*Action item*.
Output the data in full and exactly as presented.

*Data extract*.
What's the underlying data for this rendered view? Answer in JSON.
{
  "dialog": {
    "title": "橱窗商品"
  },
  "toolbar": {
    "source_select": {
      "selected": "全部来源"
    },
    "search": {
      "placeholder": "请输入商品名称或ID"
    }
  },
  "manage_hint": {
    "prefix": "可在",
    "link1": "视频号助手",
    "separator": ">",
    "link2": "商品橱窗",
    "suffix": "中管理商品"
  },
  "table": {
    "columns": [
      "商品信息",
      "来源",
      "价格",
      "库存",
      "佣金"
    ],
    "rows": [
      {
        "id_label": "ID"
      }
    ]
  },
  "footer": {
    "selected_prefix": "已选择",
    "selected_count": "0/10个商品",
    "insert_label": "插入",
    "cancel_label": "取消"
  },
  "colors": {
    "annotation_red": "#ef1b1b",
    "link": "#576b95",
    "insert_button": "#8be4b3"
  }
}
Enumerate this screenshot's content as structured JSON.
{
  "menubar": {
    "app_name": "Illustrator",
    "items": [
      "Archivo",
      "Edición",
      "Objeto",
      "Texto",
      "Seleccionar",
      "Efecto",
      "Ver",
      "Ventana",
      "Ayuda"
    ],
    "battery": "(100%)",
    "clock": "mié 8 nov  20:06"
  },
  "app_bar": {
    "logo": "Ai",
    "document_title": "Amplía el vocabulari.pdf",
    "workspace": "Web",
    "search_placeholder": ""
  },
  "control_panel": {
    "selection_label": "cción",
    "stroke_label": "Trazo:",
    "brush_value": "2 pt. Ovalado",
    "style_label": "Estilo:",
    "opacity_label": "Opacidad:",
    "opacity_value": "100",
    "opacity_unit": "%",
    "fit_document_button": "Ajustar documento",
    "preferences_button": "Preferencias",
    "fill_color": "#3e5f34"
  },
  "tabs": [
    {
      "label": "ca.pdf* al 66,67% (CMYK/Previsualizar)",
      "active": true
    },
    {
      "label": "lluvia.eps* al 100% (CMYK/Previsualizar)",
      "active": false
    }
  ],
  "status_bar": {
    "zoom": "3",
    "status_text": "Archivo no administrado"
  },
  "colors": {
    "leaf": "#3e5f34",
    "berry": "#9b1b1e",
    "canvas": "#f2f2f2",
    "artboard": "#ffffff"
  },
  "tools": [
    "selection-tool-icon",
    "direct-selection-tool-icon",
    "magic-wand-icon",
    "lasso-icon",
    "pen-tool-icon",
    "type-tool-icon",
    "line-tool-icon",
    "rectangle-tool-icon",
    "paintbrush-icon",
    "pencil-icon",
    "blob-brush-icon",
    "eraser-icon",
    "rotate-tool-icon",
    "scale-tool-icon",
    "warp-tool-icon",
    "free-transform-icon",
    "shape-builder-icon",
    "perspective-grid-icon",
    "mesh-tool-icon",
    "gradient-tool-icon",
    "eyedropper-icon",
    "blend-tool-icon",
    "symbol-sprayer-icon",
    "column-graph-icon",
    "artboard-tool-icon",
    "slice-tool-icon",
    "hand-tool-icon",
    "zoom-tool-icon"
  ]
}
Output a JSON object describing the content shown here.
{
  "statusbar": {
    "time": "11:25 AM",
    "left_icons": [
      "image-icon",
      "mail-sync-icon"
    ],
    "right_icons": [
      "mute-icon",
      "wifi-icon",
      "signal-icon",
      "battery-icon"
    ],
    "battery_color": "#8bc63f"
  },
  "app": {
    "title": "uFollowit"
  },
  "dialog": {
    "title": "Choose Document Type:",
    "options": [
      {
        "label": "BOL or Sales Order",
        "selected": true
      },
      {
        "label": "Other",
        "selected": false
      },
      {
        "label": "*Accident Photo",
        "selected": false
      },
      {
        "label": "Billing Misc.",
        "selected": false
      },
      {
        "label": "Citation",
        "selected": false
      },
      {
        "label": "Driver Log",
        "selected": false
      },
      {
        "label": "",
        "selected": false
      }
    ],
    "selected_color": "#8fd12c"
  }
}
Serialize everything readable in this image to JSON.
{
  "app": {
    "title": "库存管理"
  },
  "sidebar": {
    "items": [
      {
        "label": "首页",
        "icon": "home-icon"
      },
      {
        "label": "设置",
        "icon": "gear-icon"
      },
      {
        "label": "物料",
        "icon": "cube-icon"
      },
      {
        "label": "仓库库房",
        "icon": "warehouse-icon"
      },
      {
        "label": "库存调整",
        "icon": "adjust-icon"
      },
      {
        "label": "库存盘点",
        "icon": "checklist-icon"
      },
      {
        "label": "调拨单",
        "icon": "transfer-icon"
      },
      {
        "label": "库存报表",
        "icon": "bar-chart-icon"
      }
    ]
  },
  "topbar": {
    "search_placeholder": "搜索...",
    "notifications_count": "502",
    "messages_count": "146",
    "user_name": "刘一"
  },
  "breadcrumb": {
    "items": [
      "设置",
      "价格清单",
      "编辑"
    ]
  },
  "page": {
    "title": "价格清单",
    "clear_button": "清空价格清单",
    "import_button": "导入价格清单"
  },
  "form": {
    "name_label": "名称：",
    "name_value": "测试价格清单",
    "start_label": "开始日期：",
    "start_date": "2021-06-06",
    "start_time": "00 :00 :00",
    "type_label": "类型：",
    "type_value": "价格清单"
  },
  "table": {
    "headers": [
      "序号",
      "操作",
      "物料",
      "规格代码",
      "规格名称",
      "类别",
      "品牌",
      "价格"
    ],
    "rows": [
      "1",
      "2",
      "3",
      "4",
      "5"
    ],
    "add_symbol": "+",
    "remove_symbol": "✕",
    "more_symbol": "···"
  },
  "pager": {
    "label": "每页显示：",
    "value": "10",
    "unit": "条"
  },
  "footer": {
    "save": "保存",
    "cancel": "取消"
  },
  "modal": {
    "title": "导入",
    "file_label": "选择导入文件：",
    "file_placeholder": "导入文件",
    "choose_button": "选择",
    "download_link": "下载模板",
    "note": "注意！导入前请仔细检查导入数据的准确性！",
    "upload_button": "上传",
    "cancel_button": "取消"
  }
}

*Written response*.
What's the underlying data for this rendered view? Answer in JSON.
{
  "dialog": {
    "title": "橱窗商品"
  },
  "toolbar": {
    "source_select": {
      "selected": "全部来源"
    },
    "search": {
      "placeholder": "请输入商品名称或ID"
    }
  },
  "manage_hint": {
    "prefix": "可在",
    "link1": "视频号助手",
    "separator": ">",
    "link2": "商品橱窗",
    "suffix": "中管理商品"
  },
  "table": {
    "columns": [
      "商品信息",
      "来源",
      "价格",
      "库存",
      "佣金"
    ],
    "rows": [
      {
        "id_label": "ID"
      }
    ]
  },
  "footer": {
    "selected_prefix": "已选择",
    "selected_count": "0/10个商品",
    "insert_label": "插入",
    "cancel_label": "取消"
  },
  "colors": {
    "annotation_red": "#ef1b1b",
    "link": "#576b95",
    "insert_button": "#8be4b3"
  }
}
Enumerate this screenshot's content as structured JSON.
{
  "menubar": {
    "app_name": "Illustrator",
    "items": [
      "Archivo",
      "Edición",
      "Objeto",
      "Texto",
      "Seleccionar",
      "Efecto",
      "Ver",
      "Ventana",
      "Ayuda"
    ],
    "battery": "(100%)",
    "clock": "mié 8 nov  20:06"
  },
  "app_bar": {
    "logo": "Ai",
    "document_title": "Amplía el vocabulari.pdf",
    "workspace": "Web",
    "search_placeholder": ""
  },
  "control_panel": {
    "selection_label": "cción",
    "stroke_label": "Trazo:",
    "brush_value": "2 pt. Ovalado",
    "style_label": "Estilo:",
    "opacity_label": "Opacidad:",
    "opacity_value": "100",
    "opacity_unit": "%",
    "fit_document_button": "Ajustar documento",
    "preferences_button": "Preferencias",
    "fill_color": "#3e5f34"
  },
  "tabs": [
    {
      "label": "ca.pdf* al 66,67% (CMYK/Previsualizar)",
      "active": true
    },
    {
      "label": "lluvia.eps* al 100% (CMYK/Previsualizar)",
      "active": false
    }
  ],
  "status_bar": {
    "zoom": "3",
    "status_text": "Archivo no administrado"
  },
  "colors": {
    "leaf": "#3e5f34",
    "berry": "#9b1b1e",
    "canvas": "#f2f2f2",
    "artboard": "#ffffff"
  },
  "tools": [
    "selection-tool-icon",
    "direct-selection-tool-icon",
    "magic-wand-icon",
    "lasso-icon",
    "pen-tool-icon",
    "type-tool-icon",
    "line-tool-icon",
    "rectangle-tool-icon",
    "paintbrush-icon",
    "pencil-icon",
    "blob-brush-icon",
    "eraser-icon",
    "rotate-tool-icon",
    "scale-tool-icon",
    "warp-tool-icon",
    "free-transform-icon",
    "shape-builder-icon",
    "perspective-grid-icon",
    "mesh-tool-icon",
    "gradient-tool-icon",
    "eyedropper-icon",
    "blend-tool-icon",
    "symbol-sprayer-icon",
    "column-graph-icon",
    "artboard-tool-icon",
    "slice-tool-icon",
    "hand-tool-icon",
    "zoom-tool-icon"
  ]
}
Output a JSON object describing the content shown here.
{
  "statusbar": {
    "time": "11:25 AM",
    "left_icons": [
      "image-icon",
      "mail-sync-icon"
    ],
    "right_icons": [
      "mute-icon",
      "wifi-icon",
      "signal-icon",
      "battery-icon"
    ],
    "battery_color": "#8bc63f"
  },
  "app": {
    "title": "uFollowit"
  },
  "dialog": {
    "title": "Choose Document Type:",
    "options": [
      {
        "label": "BOL or Sales Order",
        "selected": true
      },
      {
        "label": "Other",
        "selected": false
      },
      {
        "label": "*Accident Photo",
        "selected": false
      },
      {
        "label": "Billing Misc.",
        "selected": false
      },
      {
        "label": "Citation",
        "selected": false
      },
      {
        "label": "Driver Log",
        "selected": false
      },
      {
        "label": "",
        "selected": false
      }
    ],
    "selected_color": "#8fd12c"
  }
}
Serialize everything readable in this image to JSON.
{
  "app": {
    "title": "库存管理"
  },
  "sidebar": {
    "items": [
      {
        "label": "首页",
        "icon": "home-icon"
      },
      {
        "label": "设置",
        "icon": "gear-icon"
      },
      {
        "label": "物料",
        "icon": "cube-icon"
      },
      {
        "label": "仓库库房",
        "icon": "warehouse-icon"
      },
      {
        "label": "库存调整",
        "icon": "adjust-icon"
      },
      {
        "label": "库存盘点",
        "icon": "checklist-icon"
      },
      {
        "label": "调拨单",
        "icon": "transfer-icon"
      },
      {
        "label": "库存报表",
        "icon": "bar-chart-icon"
      }
    ]
  },
  "topbar": {
    "search_placeholder": "搜索...",
    "notifications_count": "502",
    "messages_count": "146",
    "user_name": "刘一"
  },
  "breadcrumb": {
    "items": [
      "设置",
      "价格清单",
      "编辑"
    ]
  },
  "page": {
    "title": "价格清单",
    "clear_button": "清空价格清单",
    "import_button": "导入价格清单"
  },
  "form": {
    "name_label": "名称：",
    "name_value": "测试价格清单",
    "start_label": "开始日期：",
    "start_date": "2021-06-06",
    "start_time": "00 :00 :00",
    "type_label": "类型：",
    "type_value": "价格清单"
  },
  "table": {
    "headers": [
      "序号",
      "操作",
      "物料",
      "规格代码",
      "规格名称",
      "类别",
      "品牌",
      "价格"
    ],
    "rows": [
      "1",
      "2",
      "3",
      "4",
      "5"
    ],
    "add_symbol": "+",
    "remove_symbol": "✕",
    "more_symbol": "···"
  },
  "pager": {
    "label": "每页显示：",
    "value": "10",
    "unit": "条"
  },
  "footer": {
    "save": "保存",
    "cancel": "取消"
  },
  "modal": {
    "title": "导入",
    "file_label": "选择导入文件：",
    "file_placeholder": "导入文件",
    "choose_button": "选择",
    "download_link": "下载模板",
    "note": "注意！导入前请仔细检查导入数据的准确性！",
    "upload_button": "上传",
    "cancel_button": "取消"
  }
}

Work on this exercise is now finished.